*GIVEN DATA:*
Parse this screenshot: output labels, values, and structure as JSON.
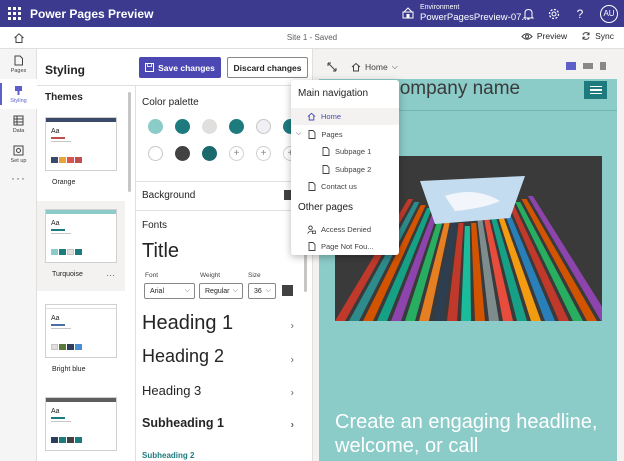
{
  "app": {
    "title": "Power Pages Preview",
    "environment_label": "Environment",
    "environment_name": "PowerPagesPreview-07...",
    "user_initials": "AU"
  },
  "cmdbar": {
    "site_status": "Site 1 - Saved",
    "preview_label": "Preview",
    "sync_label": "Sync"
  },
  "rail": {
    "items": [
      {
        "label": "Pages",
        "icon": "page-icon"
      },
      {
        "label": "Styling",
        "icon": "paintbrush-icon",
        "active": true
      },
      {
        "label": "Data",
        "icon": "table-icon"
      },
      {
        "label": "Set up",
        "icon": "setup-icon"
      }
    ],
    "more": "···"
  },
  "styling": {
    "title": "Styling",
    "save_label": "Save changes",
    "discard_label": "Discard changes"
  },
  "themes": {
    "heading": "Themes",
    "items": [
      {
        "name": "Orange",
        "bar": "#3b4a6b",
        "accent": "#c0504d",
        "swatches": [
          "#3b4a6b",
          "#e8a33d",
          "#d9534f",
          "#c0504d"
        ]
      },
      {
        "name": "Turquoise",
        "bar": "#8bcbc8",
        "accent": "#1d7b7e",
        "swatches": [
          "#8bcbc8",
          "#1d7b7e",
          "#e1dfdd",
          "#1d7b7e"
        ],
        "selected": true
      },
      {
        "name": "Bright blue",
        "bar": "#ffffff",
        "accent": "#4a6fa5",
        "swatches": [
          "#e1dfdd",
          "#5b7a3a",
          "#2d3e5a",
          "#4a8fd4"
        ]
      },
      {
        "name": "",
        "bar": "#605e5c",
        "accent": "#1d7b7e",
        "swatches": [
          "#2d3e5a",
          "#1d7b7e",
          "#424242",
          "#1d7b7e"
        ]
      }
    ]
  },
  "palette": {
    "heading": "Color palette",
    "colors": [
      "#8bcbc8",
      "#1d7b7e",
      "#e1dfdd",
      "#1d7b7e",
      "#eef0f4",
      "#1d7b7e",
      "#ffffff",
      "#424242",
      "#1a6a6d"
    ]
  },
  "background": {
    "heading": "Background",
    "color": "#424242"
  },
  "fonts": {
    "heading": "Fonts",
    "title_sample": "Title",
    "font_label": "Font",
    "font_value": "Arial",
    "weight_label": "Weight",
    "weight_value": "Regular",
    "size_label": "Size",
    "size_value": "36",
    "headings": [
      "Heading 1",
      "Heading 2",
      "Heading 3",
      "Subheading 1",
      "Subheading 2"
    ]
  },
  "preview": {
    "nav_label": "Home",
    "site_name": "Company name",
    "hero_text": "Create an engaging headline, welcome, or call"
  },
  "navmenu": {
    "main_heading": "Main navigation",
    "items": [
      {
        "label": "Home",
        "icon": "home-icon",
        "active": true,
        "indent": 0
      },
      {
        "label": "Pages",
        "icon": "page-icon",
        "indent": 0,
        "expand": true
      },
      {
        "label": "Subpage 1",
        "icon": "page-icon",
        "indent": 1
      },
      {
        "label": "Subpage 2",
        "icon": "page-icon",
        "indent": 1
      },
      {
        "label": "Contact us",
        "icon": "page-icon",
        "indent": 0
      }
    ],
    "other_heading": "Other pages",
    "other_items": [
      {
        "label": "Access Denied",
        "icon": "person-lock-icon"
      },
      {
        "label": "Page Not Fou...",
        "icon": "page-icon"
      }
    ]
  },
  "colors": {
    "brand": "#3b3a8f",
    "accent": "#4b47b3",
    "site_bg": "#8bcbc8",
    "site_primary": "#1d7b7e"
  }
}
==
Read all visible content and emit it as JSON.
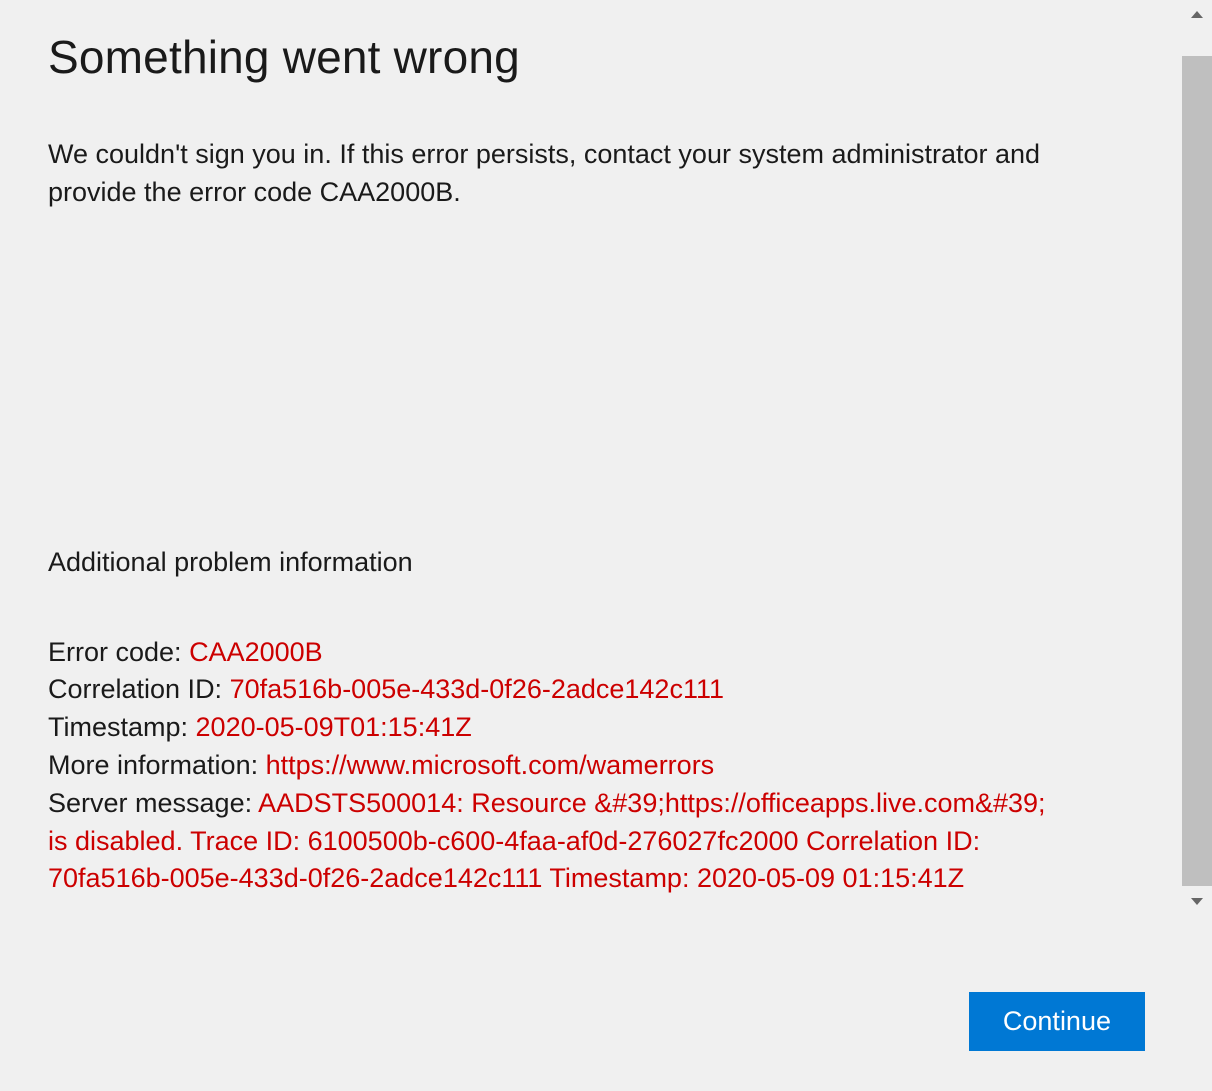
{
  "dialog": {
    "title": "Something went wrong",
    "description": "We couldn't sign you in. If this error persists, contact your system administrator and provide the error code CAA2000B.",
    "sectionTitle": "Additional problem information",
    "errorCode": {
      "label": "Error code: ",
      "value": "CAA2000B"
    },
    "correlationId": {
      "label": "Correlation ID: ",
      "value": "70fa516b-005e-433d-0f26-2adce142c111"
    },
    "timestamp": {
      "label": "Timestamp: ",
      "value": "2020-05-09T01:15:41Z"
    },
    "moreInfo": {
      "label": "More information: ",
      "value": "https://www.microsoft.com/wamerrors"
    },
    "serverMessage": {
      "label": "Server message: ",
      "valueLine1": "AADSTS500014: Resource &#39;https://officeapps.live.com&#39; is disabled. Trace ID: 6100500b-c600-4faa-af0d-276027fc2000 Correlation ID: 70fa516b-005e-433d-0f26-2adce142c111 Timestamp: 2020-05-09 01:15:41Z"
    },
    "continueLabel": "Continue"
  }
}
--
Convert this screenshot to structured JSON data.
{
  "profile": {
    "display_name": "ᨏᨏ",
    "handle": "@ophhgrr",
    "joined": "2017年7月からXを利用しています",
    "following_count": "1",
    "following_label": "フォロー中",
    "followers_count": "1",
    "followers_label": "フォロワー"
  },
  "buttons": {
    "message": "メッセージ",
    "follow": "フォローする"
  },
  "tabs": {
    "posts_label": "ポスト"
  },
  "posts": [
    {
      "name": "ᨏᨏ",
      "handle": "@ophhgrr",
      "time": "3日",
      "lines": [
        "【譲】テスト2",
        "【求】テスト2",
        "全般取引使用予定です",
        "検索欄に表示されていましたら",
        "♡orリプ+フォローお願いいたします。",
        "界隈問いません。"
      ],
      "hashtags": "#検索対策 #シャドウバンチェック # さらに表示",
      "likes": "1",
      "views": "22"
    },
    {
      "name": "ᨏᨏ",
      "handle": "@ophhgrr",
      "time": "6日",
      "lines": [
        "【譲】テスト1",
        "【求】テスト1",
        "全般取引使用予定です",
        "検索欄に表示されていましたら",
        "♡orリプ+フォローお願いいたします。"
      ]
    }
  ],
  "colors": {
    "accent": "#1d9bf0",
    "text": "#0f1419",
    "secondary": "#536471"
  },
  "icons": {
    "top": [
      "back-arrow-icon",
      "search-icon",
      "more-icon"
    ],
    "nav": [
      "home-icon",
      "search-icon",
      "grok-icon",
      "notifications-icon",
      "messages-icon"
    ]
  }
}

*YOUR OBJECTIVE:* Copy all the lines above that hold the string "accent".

*ANSWER SECTION:*
        "accent": "#c0504d",
        "accent": "#1d7b7e",
        "accent": "#4a6fa5",
        "accent": "#1d7b7e",
    "accent": "#4b47b3",
    "accent": "#1d9bf0",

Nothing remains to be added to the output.